*What to produce*. Whenever the string "this" appears in a line below, please copy the line out.
*** Exercise materials
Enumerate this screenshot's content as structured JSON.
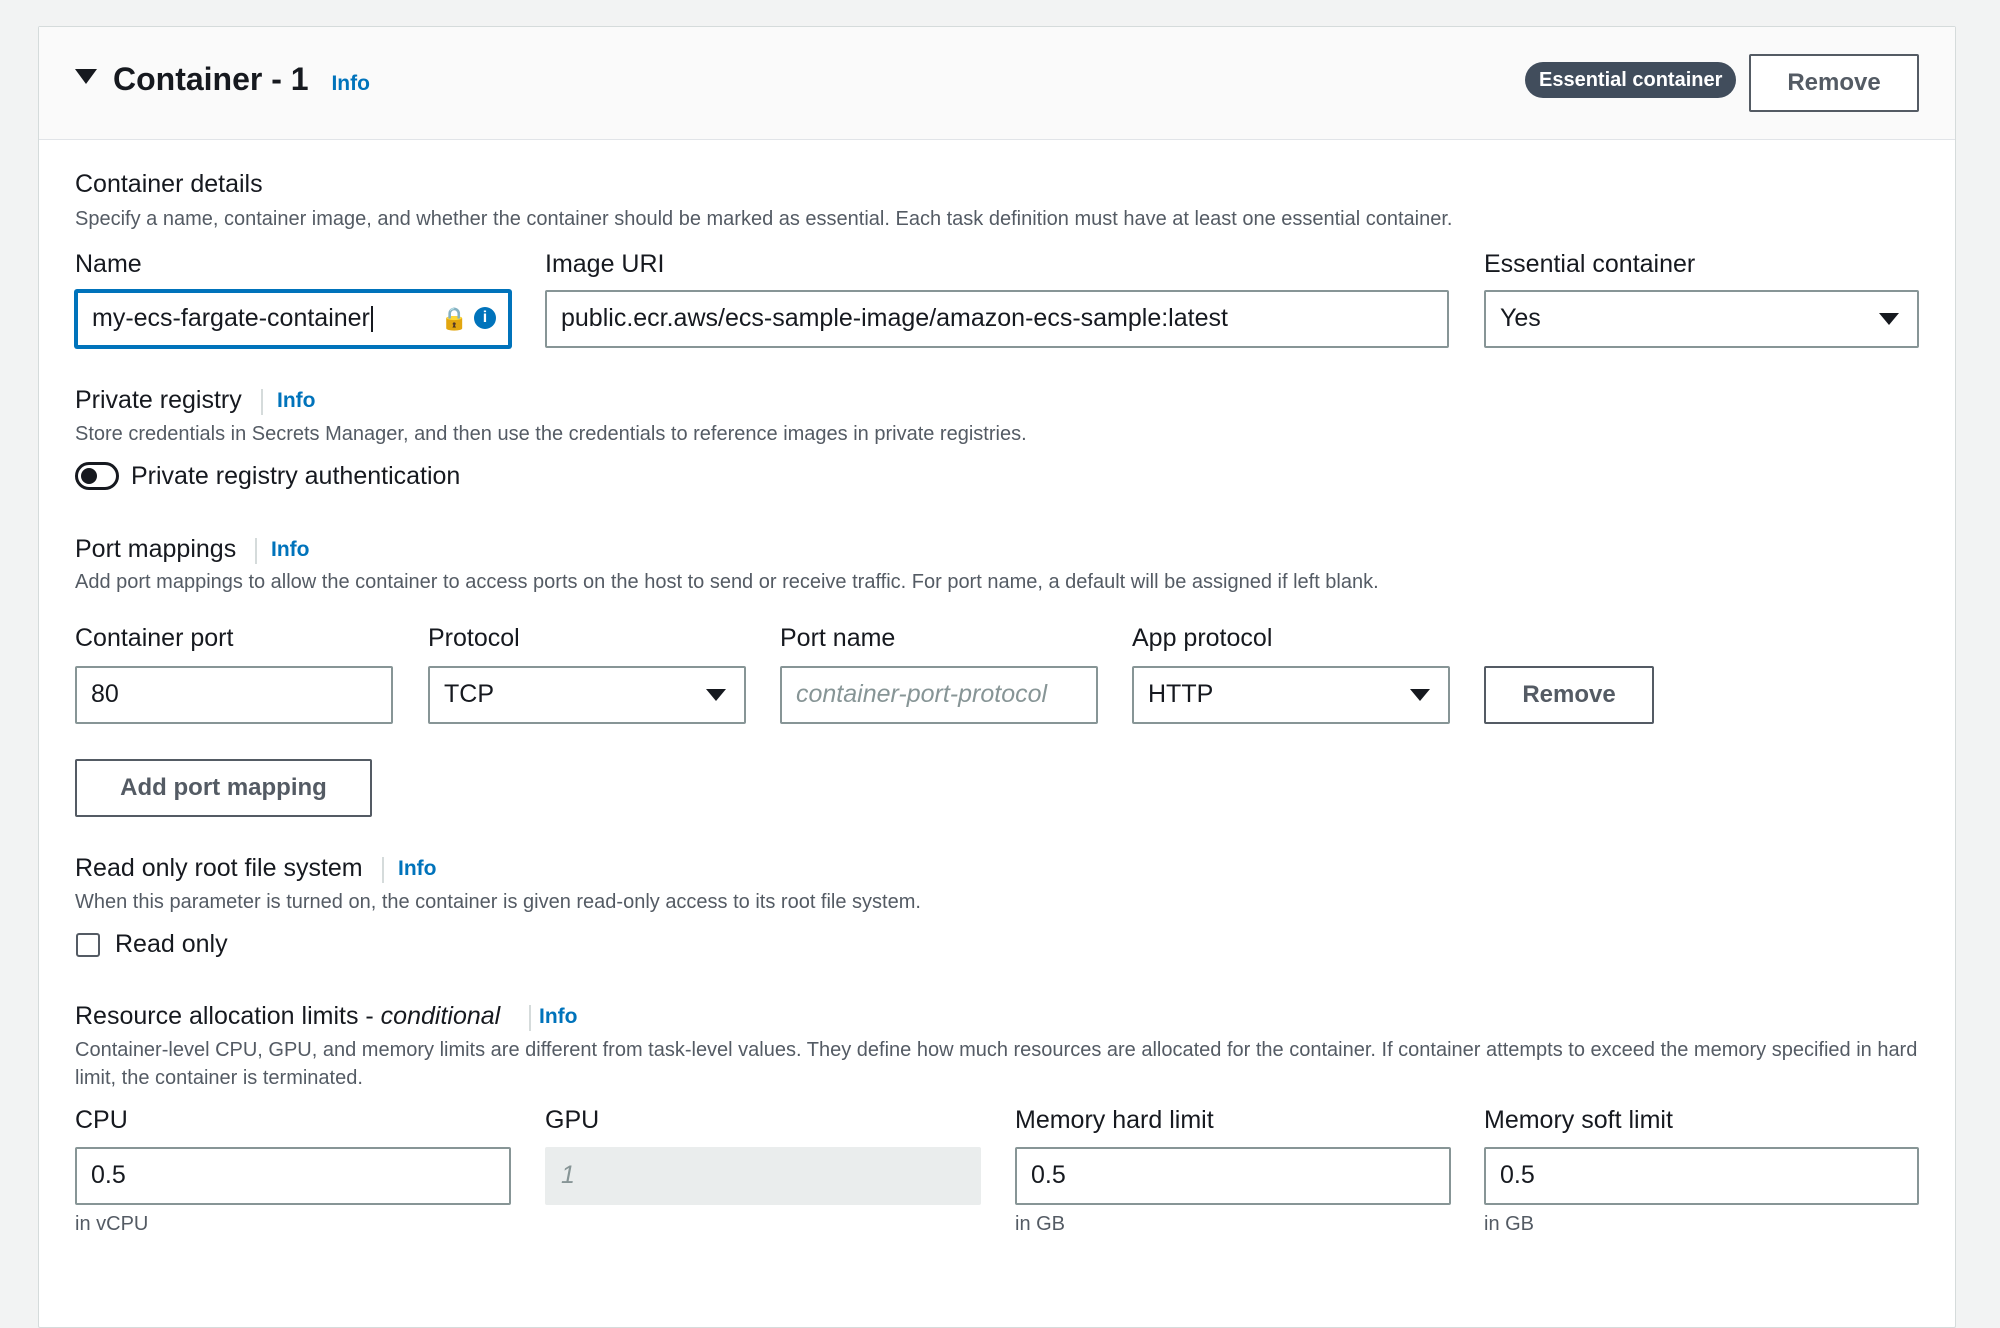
{
  "header": {
    "title": "Container - 1",
    "info": "Info",
    "badge": "Essential container",
    "remove_label": "Remove"
  },
  "container_details": {
    "heading": "Container details",
    "description": "Specify a name, container image, and whether the container should be marked as essential. Each task definition must have at least one essential container.",
    "name_label": "Name",
    "name_value": "my-ecs-fargate-container",
    "image_label": "Image URI",
    "image_value": "public.ecr.aws/ecs-sample-image/amazon-ecs-sample:latest",
    "essential_label": "Essential container",
    "essential_value": "Yes"
  },
  "private_registry": {
    "heading": "Private registry",
    "info": "Info",
    "description": "Store credentials in Secrets Manager, and then use the credentials to reference images in private registries.",
    "toggle_label": "Private registry authentication",
    "toggle_on": false
  },
  "port_mappings": {
    "heading": "Port mappings",
    "info": "Info",
    "description": "Add port mappings to allow the container to access ports on the host to send or receive traffic. For port name, a default will be assigned if left blank.",
    "container_port_label": "Container port",
    "container_port_value": "80",
    "protocol_label": "Protocol",
    "protocol_value": "TCP",
    "port_name_label": "Port name",
    "port_name_placeholder": "container-port-protocol",
    "app_protocol_label": "App protocol",
    "app_protocol_value": "HTTP",
    "remove_label": "Remove",
    "add_label": "Add port mapping"
  },
  "read_only": {
    "heading": "Read only root file system",
    "info": "Info",
    "description": "When this parameter is turned on, the container is given read-only access to its root file system.",
    "checkbox_label": "Read only",
    "checked": false
  },
  "resources": {
    "heading": "Resource allocation limits - ",
    "heading_em": "conditional",
    "info": "Info",
    "description": "Container-level CPU, GPU, and memory limits are different from task-level values. They define how much resources are allocated for the container. If container attempts to exceed the memory specified in hard limit, the container is terminated.",
    "cpu_label": "CPU",
    "cpu_value": "0.5",
    "cpu_hint": "in vCPU",
    "gpu_label": "GPU",
    "gpu_placeholder": "1",
    "mem_hard_label": "Memory hard limit",
    "mem_hard_value": "0.5",
    "mem_hard_hint": "in GB",
    "mem_soft_label": "Memory soft limit",
    "mem_soft_value": "0.5",
    "mem_soft_hint": "in GB"
  },
  "colors": {
    "link": "#0073bb",
    "badge_bg": "#414d5c",
    "focus_border": "#0073bb"
  }
}
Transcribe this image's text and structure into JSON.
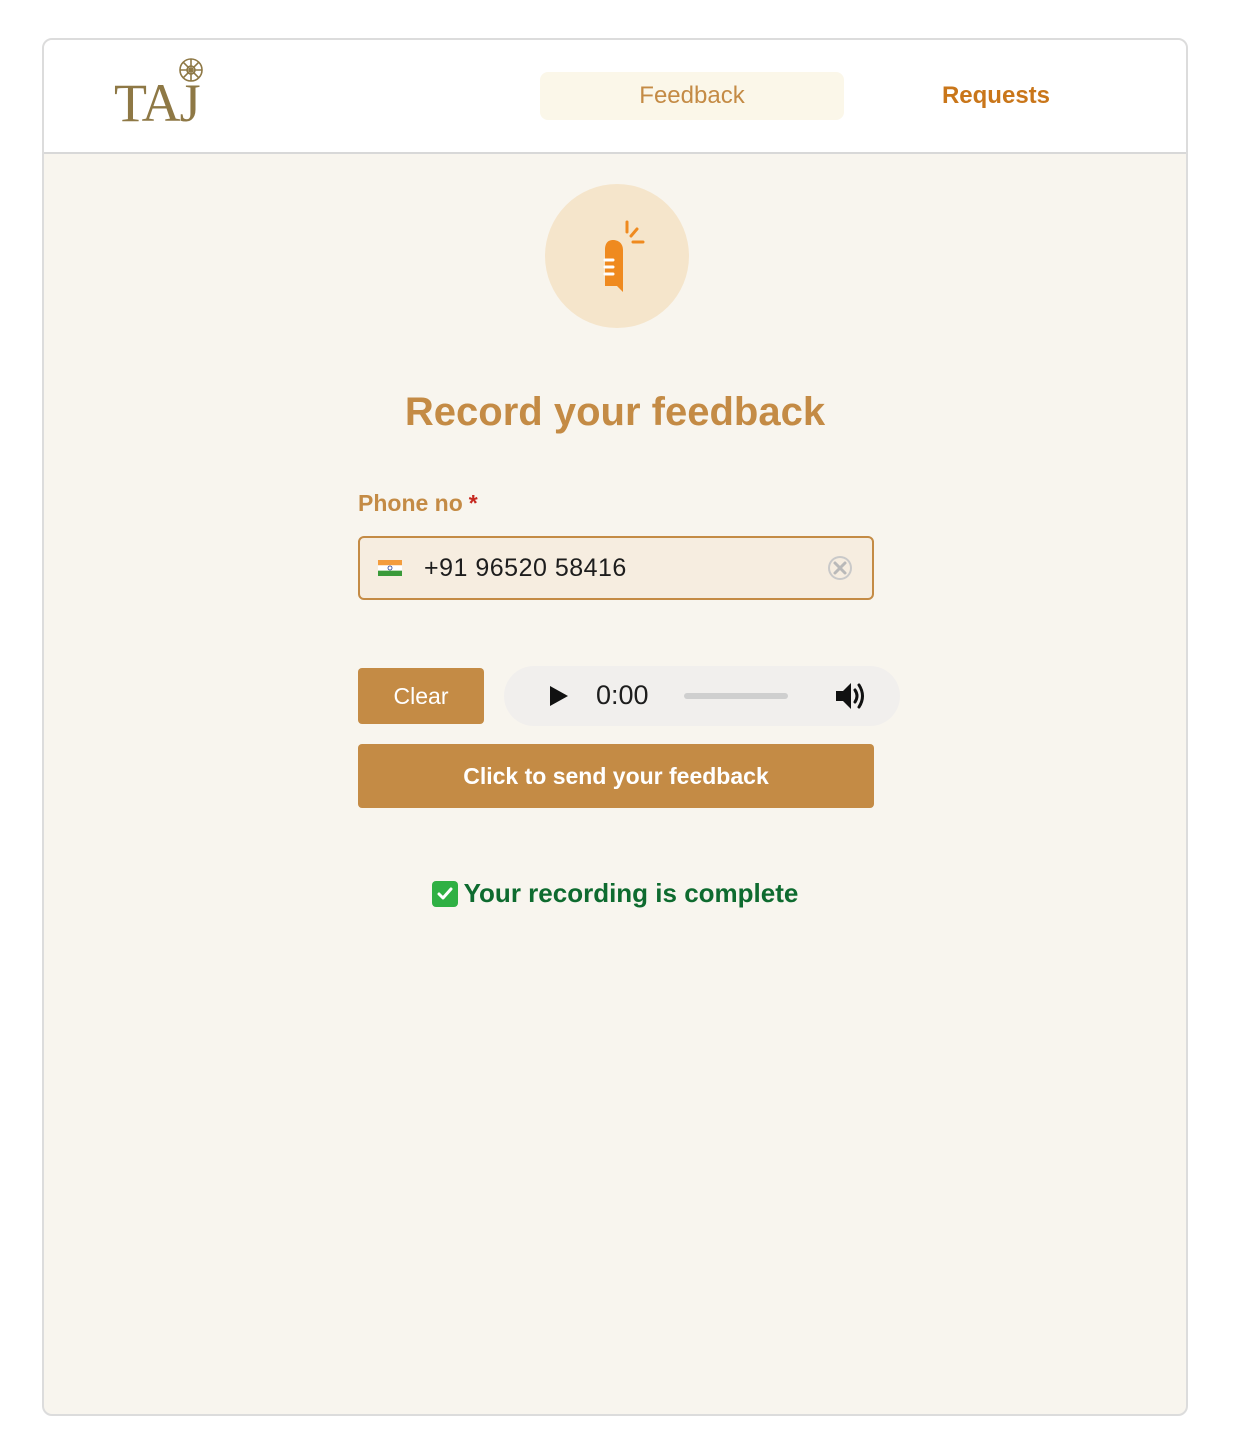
{
  "header": {
    "logo_text": "TAJ",
    "tabs": [
      {
        "label": "Feedback",
        "active": true
      },
      {
        "label": "Requests",
        "active": false
      }
    ]
  },
  "main": {
    "title": "Record your feedback",
    "phone": {
      "label": "Phone no",
      "required_mark": "*",
      "value": "+91 96520 58416",
      "country": "India"
    },
    "clear_label": "Clear",
    "audio": {
      "time": "0:00",
      "progress": 0
    },
    "send_label": "Click to send your feedback",
    "status": {
      "text": "Your recording is complete"
    }
  },
  "colors": {
    "accent": "#c48b45",
    "tab_text": "#c9761a",
    "background": "#f8f5ee",
    "success": "#0e6b2f",
    "required": "#c6281f"
  }
}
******
*The answer*.
Enumerate this screenshot's content as structured JSON.
    "description": "When this parameter is turned on, the container is given read-only access to its root file system.",
Transcribe this image's text and structure into JSON.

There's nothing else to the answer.